The activity of the hero, in this case St. George, in his fight with the dragon, shows the strength of the self, courageous, enlightened, asserting itself and winning autonomy, but always in tension with the dark side of the dragon. They coexist, but the dragon fails to dominate the self.
Neumann says: "The activity of consciousness is heroic when the ego takes on and performs the archetypal struggle with the dragon of the unconscious by itself, bringing it to a satisfactory synthesis" (Op. cit. p. 244*). The person making this journey doesn't deny the dragon, but keeps it domesticated and integrated as his shadow side. For this reason, in most stories, St. George doesn't kill the dragon but only tames it and reinserts it in its place, no longer being threatening. Hence the happy synthesis of opposites; the paradoxical self finds its balance since it achieves harmonization with the dragon's ego, of the conscious with the unconscious, of light with shadow, reason with passion, of the rational with the symbolic, of science with art and religion (cf. Schneider, p. 138*).
The facing of opposition and the search for balance is the hallmark of mature personalities who have integrated the dimensions of shadow and light. So we see this in Buddha, Francis of Assisi, Jesus, Gandhi and King.
Residents of Rio greatly venerate St. George, more than Saint Sebastian, the official patron of the city. The latter is a warrior who is riddled with arrows, therefore "defeated". The people feel the need of a brave warrior saint who overcomes adversity. And St. George represents the holy ideal.
Perhaps those who worship St. George before the dragon don't know any of this. Never mind. Their unconscious knows it and activates and carries out his work in them: the desire to fight, to assert themselves as autonomous egos that face themselves and integrate difficulties (the dragons) into a positive project of life (St. George, conquering hero). And they come out strengthened for the battle of life.

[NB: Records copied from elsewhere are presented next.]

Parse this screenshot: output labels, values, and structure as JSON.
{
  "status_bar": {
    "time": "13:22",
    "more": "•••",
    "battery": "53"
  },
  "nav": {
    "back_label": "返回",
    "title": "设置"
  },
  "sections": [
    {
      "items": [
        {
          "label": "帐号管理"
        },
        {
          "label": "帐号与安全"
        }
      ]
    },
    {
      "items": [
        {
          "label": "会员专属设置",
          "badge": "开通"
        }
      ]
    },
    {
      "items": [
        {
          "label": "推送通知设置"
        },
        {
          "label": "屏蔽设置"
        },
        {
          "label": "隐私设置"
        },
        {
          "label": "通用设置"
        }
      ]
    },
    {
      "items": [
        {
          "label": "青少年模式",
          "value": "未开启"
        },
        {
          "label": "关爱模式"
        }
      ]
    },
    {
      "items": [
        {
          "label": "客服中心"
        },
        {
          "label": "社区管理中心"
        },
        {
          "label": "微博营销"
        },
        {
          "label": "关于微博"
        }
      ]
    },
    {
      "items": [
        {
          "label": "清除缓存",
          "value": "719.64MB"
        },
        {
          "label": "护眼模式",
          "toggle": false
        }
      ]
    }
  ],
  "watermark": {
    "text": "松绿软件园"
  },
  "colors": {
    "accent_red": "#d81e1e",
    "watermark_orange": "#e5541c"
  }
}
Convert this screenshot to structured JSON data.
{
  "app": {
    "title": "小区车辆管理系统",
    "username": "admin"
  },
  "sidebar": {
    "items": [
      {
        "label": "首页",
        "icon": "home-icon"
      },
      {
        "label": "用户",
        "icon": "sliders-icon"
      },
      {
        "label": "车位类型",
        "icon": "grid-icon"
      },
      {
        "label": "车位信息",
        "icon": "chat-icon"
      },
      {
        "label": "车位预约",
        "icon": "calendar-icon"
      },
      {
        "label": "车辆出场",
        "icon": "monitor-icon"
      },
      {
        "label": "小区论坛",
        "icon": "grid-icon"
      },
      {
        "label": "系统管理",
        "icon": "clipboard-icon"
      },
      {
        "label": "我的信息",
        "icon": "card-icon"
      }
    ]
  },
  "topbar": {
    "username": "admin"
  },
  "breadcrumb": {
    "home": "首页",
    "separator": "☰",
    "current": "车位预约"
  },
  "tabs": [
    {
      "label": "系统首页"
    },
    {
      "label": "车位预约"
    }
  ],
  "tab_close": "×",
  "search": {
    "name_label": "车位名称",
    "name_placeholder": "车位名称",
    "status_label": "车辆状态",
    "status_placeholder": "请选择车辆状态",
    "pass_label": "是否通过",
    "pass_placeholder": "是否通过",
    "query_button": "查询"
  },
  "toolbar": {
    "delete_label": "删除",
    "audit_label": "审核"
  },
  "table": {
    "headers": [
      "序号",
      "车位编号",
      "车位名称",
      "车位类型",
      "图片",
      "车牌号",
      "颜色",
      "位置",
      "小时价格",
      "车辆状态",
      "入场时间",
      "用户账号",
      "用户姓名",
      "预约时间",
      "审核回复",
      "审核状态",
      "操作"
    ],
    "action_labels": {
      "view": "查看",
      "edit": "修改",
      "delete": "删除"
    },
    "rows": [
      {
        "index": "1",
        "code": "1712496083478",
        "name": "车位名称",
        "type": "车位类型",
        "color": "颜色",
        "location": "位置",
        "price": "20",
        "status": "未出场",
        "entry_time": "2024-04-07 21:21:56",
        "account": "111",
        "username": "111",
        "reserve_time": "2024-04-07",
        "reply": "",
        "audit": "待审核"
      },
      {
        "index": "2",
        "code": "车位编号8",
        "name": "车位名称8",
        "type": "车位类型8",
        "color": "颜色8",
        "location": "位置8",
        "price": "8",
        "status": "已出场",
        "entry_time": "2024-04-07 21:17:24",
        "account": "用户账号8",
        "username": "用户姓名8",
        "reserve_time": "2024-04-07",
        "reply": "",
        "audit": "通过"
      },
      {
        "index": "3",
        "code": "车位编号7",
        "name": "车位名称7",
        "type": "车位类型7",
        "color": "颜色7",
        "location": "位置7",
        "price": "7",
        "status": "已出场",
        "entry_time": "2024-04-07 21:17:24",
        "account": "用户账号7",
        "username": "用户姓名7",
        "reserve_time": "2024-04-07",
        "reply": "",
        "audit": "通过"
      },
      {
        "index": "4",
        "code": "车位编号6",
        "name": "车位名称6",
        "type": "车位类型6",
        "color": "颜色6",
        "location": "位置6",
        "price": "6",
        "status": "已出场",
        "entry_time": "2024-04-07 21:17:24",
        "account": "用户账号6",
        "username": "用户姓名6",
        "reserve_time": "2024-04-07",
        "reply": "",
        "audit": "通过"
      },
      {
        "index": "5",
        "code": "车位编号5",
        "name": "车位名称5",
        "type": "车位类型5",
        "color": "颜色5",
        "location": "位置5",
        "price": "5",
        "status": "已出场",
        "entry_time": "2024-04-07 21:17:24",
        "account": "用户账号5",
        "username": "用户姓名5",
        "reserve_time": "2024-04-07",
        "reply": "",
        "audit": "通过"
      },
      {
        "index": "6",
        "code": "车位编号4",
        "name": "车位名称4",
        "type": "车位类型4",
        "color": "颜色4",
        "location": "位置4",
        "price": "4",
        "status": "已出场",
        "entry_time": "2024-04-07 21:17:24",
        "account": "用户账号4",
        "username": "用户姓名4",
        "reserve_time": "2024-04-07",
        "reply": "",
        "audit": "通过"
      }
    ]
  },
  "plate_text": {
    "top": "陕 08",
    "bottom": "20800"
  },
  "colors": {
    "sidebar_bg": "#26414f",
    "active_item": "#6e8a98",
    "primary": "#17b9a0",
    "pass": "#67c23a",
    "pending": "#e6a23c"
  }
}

* Translator's note: Page numbers cited refer to the Portuguese editions of the texts.